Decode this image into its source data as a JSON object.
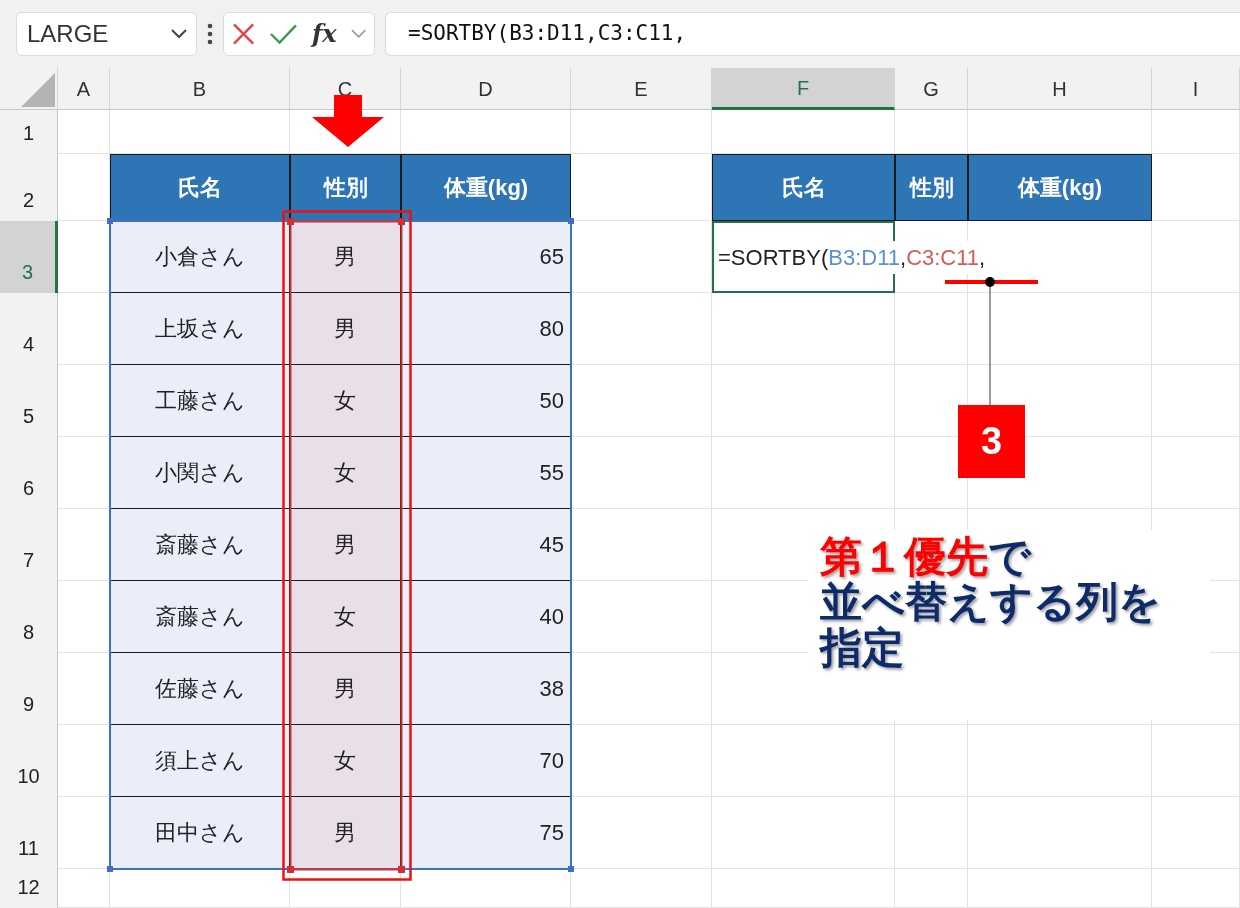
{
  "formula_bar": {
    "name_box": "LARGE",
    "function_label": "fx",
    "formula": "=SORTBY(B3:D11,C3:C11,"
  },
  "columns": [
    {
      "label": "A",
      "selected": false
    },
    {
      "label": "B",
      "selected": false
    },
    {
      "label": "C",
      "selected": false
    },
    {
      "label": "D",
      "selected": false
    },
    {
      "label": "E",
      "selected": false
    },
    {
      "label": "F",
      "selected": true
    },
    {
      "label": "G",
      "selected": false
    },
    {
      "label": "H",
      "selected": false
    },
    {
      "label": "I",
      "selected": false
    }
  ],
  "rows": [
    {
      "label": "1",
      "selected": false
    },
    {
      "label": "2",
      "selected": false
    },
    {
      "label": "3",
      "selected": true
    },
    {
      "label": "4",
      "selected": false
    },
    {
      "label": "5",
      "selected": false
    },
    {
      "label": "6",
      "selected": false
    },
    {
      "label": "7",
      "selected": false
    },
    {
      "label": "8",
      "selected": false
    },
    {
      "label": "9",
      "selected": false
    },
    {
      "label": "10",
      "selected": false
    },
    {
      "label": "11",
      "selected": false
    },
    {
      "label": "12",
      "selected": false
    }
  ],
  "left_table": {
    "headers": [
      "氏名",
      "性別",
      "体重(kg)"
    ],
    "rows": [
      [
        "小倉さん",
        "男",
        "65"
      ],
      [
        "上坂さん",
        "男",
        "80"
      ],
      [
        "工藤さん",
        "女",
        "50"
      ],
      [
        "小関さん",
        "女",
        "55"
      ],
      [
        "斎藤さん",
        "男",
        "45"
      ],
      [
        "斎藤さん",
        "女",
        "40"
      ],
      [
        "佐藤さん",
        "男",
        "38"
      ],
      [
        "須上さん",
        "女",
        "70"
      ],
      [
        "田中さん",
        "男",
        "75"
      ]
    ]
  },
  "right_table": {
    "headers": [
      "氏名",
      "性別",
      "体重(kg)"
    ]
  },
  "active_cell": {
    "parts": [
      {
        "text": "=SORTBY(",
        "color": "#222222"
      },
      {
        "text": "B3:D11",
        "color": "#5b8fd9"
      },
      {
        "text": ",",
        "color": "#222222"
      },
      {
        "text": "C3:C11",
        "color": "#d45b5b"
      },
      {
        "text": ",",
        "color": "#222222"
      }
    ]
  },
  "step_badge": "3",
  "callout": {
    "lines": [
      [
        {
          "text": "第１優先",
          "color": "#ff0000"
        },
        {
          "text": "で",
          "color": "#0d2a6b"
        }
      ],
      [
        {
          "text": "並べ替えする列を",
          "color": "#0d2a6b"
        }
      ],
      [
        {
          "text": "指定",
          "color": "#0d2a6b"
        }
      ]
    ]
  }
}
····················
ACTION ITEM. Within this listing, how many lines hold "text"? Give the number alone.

TASK OUTPUT. 9